Could you write the entries out again, exactly as they are?

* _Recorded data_
_ _ _ _ _ _ _

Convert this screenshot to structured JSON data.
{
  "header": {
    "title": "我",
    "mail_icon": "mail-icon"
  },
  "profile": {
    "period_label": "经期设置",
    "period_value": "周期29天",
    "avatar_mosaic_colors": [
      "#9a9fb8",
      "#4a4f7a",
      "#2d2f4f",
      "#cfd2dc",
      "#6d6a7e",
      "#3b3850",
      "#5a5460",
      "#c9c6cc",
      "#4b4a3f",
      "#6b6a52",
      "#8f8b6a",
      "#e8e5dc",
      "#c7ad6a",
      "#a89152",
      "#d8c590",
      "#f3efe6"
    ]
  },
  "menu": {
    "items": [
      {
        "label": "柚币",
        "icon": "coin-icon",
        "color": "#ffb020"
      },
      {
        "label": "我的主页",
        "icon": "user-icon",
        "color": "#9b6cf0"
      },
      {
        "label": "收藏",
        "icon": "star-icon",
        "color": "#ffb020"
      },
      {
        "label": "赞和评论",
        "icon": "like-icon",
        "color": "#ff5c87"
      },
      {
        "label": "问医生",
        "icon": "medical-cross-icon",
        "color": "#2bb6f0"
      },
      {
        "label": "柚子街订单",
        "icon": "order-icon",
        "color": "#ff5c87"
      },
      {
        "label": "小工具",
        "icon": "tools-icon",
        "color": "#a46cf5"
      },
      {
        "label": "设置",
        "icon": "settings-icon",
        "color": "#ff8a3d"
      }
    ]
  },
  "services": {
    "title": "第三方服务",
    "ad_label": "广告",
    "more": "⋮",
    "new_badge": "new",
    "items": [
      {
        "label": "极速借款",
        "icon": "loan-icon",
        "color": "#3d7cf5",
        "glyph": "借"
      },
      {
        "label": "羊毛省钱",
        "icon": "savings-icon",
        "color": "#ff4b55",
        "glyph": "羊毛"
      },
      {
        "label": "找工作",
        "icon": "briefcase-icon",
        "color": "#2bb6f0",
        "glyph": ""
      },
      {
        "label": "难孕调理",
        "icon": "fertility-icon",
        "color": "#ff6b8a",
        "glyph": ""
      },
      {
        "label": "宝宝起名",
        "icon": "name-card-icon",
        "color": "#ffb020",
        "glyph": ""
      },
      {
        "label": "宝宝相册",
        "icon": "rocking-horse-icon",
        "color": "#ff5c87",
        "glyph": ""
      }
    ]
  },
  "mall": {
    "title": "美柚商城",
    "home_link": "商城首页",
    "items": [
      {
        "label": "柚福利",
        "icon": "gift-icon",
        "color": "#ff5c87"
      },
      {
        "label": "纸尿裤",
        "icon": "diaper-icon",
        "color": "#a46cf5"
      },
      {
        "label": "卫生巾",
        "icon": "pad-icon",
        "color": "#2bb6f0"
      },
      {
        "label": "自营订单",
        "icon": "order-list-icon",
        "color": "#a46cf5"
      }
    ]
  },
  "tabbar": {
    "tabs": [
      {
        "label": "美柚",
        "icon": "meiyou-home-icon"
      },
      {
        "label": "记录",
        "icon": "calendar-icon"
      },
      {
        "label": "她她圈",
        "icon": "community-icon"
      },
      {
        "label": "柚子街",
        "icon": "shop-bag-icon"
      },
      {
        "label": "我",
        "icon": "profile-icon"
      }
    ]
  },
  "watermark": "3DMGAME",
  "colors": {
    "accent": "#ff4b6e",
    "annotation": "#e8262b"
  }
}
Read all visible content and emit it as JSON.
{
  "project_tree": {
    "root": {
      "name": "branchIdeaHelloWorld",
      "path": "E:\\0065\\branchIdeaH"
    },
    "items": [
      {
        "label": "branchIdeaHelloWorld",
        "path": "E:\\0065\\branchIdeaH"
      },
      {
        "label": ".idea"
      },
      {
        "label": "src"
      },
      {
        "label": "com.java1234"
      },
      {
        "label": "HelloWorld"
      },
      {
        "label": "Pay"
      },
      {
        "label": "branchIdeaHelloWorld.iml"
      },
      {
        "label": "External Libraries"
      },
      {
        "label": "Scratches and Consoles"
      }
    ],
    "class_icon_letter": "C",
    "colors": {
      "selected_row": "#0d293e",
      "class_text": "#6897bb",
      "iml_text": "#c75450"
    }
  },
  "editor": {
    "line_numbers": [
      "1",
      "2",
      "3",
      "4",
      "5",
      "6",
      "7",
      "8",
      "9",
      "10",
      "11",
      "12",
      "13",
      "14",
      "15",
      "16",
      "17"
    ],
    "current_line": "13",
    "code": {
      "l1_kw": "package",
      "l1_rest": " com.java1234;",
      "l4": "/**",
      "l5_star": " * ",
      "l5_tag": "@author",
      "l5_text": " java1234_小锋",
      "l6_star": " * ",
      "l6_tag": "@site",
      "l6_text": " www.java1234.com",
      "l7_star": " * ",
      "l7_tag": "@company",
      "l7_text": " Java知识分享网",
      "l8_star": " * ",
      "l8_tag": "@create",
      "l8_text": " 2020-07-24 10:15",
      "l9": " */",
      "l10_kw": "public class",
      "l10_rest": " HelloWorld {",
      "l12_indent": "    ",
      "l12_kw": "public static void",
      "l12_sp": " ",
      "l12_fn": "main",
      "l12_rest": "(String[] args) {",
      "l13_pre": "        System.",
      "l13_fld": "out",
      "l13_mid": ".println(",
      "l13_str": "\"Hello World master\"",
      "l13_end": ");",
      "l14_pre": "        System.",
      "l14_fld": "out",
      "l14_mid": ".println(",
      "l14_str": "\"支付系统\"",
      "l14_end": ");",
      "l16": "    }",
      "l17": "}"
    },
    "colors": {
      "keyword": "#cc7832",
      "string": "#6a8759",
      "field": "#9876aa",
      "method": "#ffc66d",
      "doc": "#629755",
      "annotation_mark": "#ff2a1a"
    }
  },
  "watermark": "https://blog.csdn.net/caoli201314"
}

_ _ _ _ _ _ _

* _Result of this exercise_
Convert this screenshot to structured JSON data.
{
  "header": {
    "title": "我",
    "mail_icon": "mail-icon"
  },
  "profile": {
    "period_label": "经期设置",
    "period_value": "周期29天",
    "avatar_mosaic_colors": [
      "#9a9fb8",
      "#4a4f7a",
      "#2d2f4f",
      "#cfd2dc",
      "#6d6a7e",
      "#3b3850",
      "#5a5460",
      "#c9c6cc",
      "#4b4a3f",
      "#6b6a52",
      "#8f8b6a",
      "#e8e5dc",
      "#c7ad6a",
      "#a89152",
      "#d8c590",
      "#f3efe6"
    ]
  },
  "menu": {
    "items": [
      {
        "label": "柚币",
        "icon": "coin-icon",
        "color": "#ffb020"
      },
      {
        "label": "我的主页",
        "icon": "user-icon",
        "color": "#9b6cf0"
      },
      {
        "label": "收藏",
        "icon": "star-icon",
        "color": "#ffb020"
      },
      {
        "label": "赞和评论",
        "icon": "like-icon",
        "color": "#ff5c87"
      },
      {
        "label": "问医生",
        "icon": "medical-cross-icon",
        "color": "#2bb6f0"
      },
      {
        "label": "柚子街订单",
        "icon": "order-icon",
        "color": "#ff5c87"
      },
      {
        "label": "小工具",
        "icon": "tools-icon",
        "color": "#a46cf5"
      },
      {
        "label": "设置",
        "icon": "settings-icon",
        "color": "#ff8a3d"
      }
    ]
  },
  "services": {
    "title": "第三方服务",
    "ad_label": "广告",
    "more": "⋮",
    "new_badge": "new",
    "items": [
      {
        "label": "极速借款",
        "icon": "loan-icon",
        "color": "#3d7cf5",
        "glyph": "借"
      },
      {
        "label": "羊毛省钱",
        "icon": "savings-icon",
        "color": "#ff4b55",
        "glyph": "羊毛"
      },
      {
        "label": "找工作",
        "icon": "briefcase-icon",
        "color": "#2bb6f0",
        "glyph": ""
      },
      {
        "label": "难孕调理",
        "icon": "fertility-icon",
        "color": "#ff6b8a",
        "glyph": ""
      },
      {
        "label": "宝宝起名",
        "icon": "name-card-icon",
        "color": "#ffb020",
        "glyph": ""
      },
      {
        "label": "宝宝相册",
        "icon": "rocking-horse-icon",
        "color": "#ff5c87",
        "glyph": ""
      }
    ]
  },
  "mall": {
    "title": "美柚商城",
    "home_link": "商城首页",
    "items": [
      {
        "label": "柚福利",
        "icon": "gift-icon",
        "color": "#ff5c87"
      },
      {
        "label": "纸尿裤",
        "icon": "diaper-icon",
        "color": "#a46cf5"
      },
      {
        "label": "卫生巾",
        "icon": "pad-icon",
        "color": "#2bb6f0"
      },
      {
        "label": "自营订单",
        "icon": "order-list-icon",
        "color": "#a46cf5"
      }
    ]
  },
  "tabbar": {
    "tabs": [
      {
        "label": "美柚",
        "icon": "meiyou-home-icon"
      },
      {
        "label": "记录",
        "icon": "calendar-icon"
      },
      {
        "label": "她她圈",
        "icon": "community-icon"
      },
      {
        "label": "柚子街",
        "icon": "shop-bag-icon"
      },
      {
        "label": "我",
        "icon": "profile-icon"
      }
    ]
  },
  "watermark": "3DMGAME",
  "colors": {
    "accent": "#ff4b6e",
    "annotation": "#e8262b"
  }
}
Read all visible content and emit it as JSON.
{
  "project_tree": {
    "root": {
      "name": "branchIdeaHelloWorld",
      "path": "E:\\0065\\branchIdeaH"
    },
    "items": [
      {
        "label": "branchIdeaHelloWorld",
        "path": "E:\\0065\\branchIdeaH"
      },
      {
        "label": ".idea"
      },
      {
        "label": "src"
      },
      {
        "label": "com.java1234"
      },
      {
        "label": "HelloWorld"
      },
      {
        "label": "Pay"
      },
      {
        "label": "branchIdeaHelloWorld.iml"
      },
      {
        "label": "External Libraries"
      },
      {
        "label": "Scratches and Consoles"
      }
    ],
    "class_icon_letter": "C",
    "colors": {
      "selected_row": "#0d293e",
      "class_text": "#6897bb",
      "iml_text": "#c75450"
    }
  },
  "editor": {
    "line_numbers": [
      "1",
      "2",
      "3",
      "4",
      "5",
      "6",
      "7",
      "8",
      "9",
      "10",
      "11",
      "12",
      "13",
      "14",
      "15",
      "16",
      "17"
    ],
    "current_line": "13",
    "code": {
      "l1_kw": "package",
      "l1_rest": " com.java1234;",
      "l4": "/**",
      "l5_star": " * ",
      "l5_tag": "@author",
      "l5_text": " java1234_小锋",
      "l6_star": " * ",
      "l6_tag": "@site",
      "l6_text": " www.java1234.com",
      "l7_star": " * ",
      "l7_tag": "@company",
      "l7_text": " Java知识分享网",
      "l8_star": " * ",
      "l8_tag": "@create",
      "l8_text": " 2020-07-24 10:15",
      "l9": " */",
      "l10_kw": "public class",
      "l10_rest": " HelloWorld {",
      "l12_indent": "    ",
      "l12_kw": "public static void",
      "l12_sp": " ",
      "l12_fn": "main",
      "l12_rest": "(String[] args) {",
      "l13_pre": "        System.",
      "l13_fld": "out",
      "l13_mid": ".println(",
      "l13_str": "\"Hello World master\"",
      "l13_end": ");",
      "l14_pre": "        System.",
      "l14_fld": "out",
      "l14_mid": ".println(",
      "l14_str": "\"支付系统\"",
      "l14_end": ");",
      "l16": "    }",
      "l17": "}"
    },
    "colors": {
      "keyword": "#cc7832",
      "string": "#6a8759",
      "field": "#9876aa",
      "method": "#ffc66d",
      "doc": "#629755",
      "annotation_mark": "#ff2a1a"
    }
  },
  "watermark": "https://blog.csdn.net/caoli201314"
}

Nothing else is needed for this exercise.